because it involves the rule by the middling class. The middling class
often makes up the most of all inhabitants in a city and thus the regime
which allows for them to be citizens allows for the most participation
in the operation of the city. Many often compare this to a Republic, but
that is a false comparison as will be shown briefly.
Oligarchy and Democracy are the same as in Plato and
therefore require no additional attention. It should be noted, however,
that Aristotle defines four types of democratic regimes unlike Plato.
The first, considered the best and the oldest by Aristotle is democracy
ruled by the farming sort. The second, similar to the first, is based
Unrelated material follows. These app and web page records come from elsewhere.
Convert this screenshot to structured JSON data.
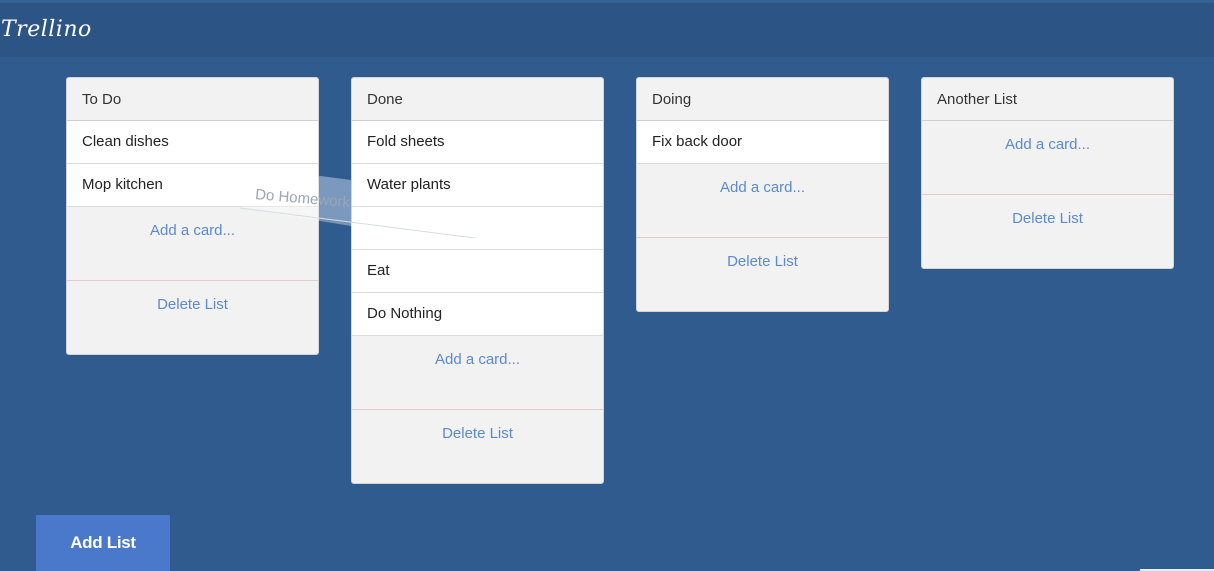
{
  "app": {
    "brand": "Trellino"
  },
  "lists": [
    {
      "title": "To Do",
      "cards": [
        "Clean dishes",
        "Mop kitchen"
      ],
      "add_card_label": "Add a card...",
      "delete_label": "Delete List"
    },
    {
      "title": "Done",
      "cards": [
        "Fold sheets",
        "Water plants",
        "",
        "Eat",
        "Do Nothing"
      ],
      "add_card_label": "Add a card...",
      "delete_label": "Delete List"
    },
    {
      "title": "Doing",
      "cards": [
        "Fix back door"
      ],
      "add_card_label": "Add a card...",
      "delete_label": "Delete List"
    },
    {
      "title": "Another List",
      "cards": [],
      "add_card_label": "Add a card...",
      "delete_label": "Delete List"
    }
  ],
  "drag": {
    "card_label": "Do Homework"
  },
  "footer": {
    "add_list_label": "Add List"
  },
  "colors": {
    "background": "#305b8e",
    "topbar": "#2c5585",
    "list_bg": "#f2f2f2",
    "link": "#5b8ad0",
    "add_list_button": "#4a78cb"
  }
}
around those who are herdsmen. The herding Democracy is exemplified by
it’s military capabilities, as Aristotle states, “they are particularly
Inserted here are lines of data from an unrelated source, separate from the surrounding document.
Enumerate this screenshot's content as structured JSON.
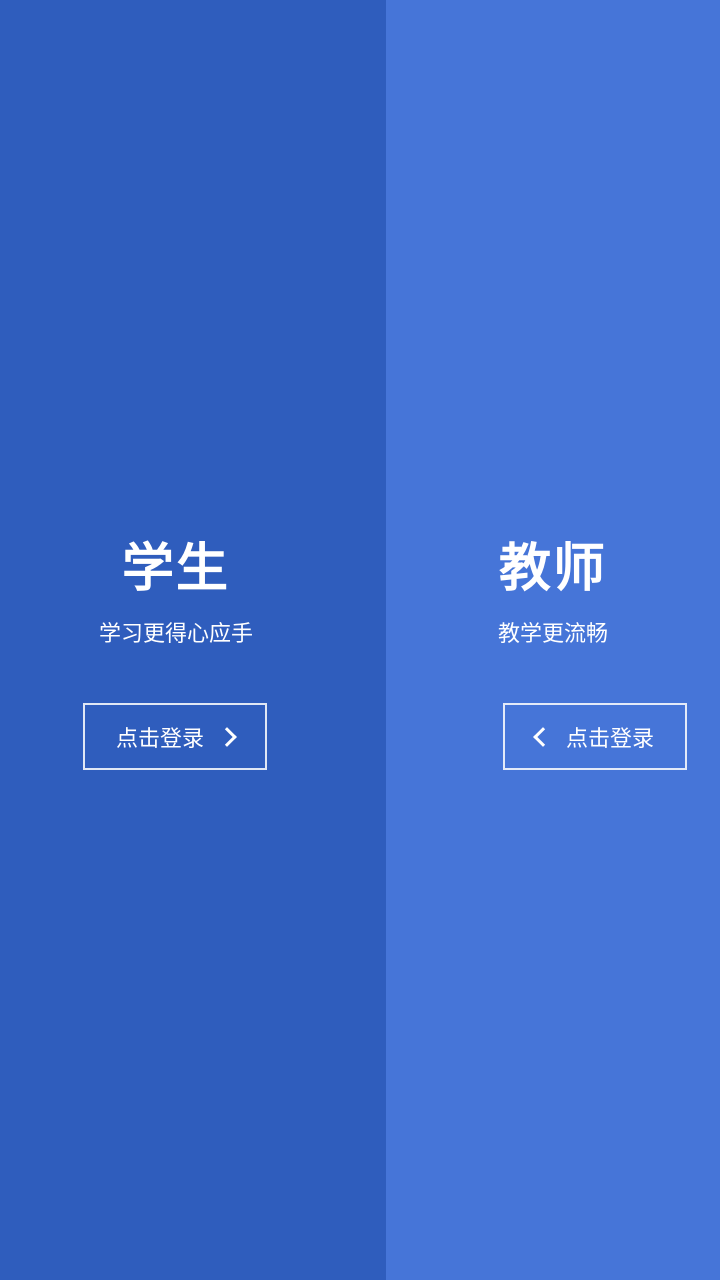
{
  "student": {
    "title": "学生",
    "subtitle": "学习更得心应手",
    "login_label": "点击登录",
    "icon": "chevron-right-icon"
  },
  "teacher": {
    "title": "教师",
    "subtitle": "教学更流畅",
    "login_label": "点击登录",
    "icon": "chevron-left-icon"
  },
  "colors": {
    "student_bg": "#2f5dbd",
    "teacher_bg": "#4675d8",
    "text": "#ffffff"
  }
}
well exercised with respect to their dispositions as well as useful with
respect to their bodies and capable of living in the open.” The
third sort is made up of the middling class, or the merchants and exists
in the city. This democracy is prone to more individuals being
involved in the regime because of the proximity of living in the city.
The fourth democracy laid out by Aristotle is where all are included in
citizenship. Citizenship for Aristotle means those who are able to
participate in the ruling of the polis. Therefore, this last sort admits people into the rank of citizenship who are unsuited for ruling the polis,
including slaves. In this instance, slaves would apply to anyone who is
unable to rule themselves and not the slaves who have been conquered in
Book Four of Aristotle’s Politics offers us another
list of democracies, this time five. The first democracy in book four is
based on the equality between the poor and rich, where neither class is
preeminent in society. The second is where, “the offices are filled on
the basis of assessments…” The next two regimes are where those of
unquestioned descent, and those who are citizens fill the offices but
the law rules. The fourth is where the multitude, not the law, rules.
The fifth democracy is similar in make up to the previous democracies
except that the multitude, not the law, rule.
The best regime, and best way of life according to
Aristotle are the same. The best way of life is the mirror image of the
best regime. While Kingship is the regime most desired, and Polity the
best attainable regime it is the mixed regime that is the best regime.
The mixed regime contains elements of each individual regime, just as
the best person is a mixture of all the different virtues. The regime
must incorporate virtue, the farming class and the middling class. It is
this regime, the mixed regime, which must properly be defined as a
Republic. A Polity as stated before is a regime of Oligarchy and
Democracy, while a Republic is a mixed regime with multiple regimes tied
into it. Take for example the American regime, which is not a Polity at
all but is a Republic. We have the element of Kingship in the
President, we have the element of Democracy in the House of
Representatives, we have the element of Oligarchy in the Senate and we
have Aristocracy in the Supreme Court. Such a regime is the best
possible regime because it allows for the virtues of each regime to be
apart of the city; just as the the virtuous person participates in each
individual virtue, so does the city participate in the virtues
exemplified by the various regimes in a mixed regime.
Aristotle’s Politics Book III
Aristotle’s Politics Book IV
Aristotle’s Politics Book VI
Aristotle’s Politics Book IV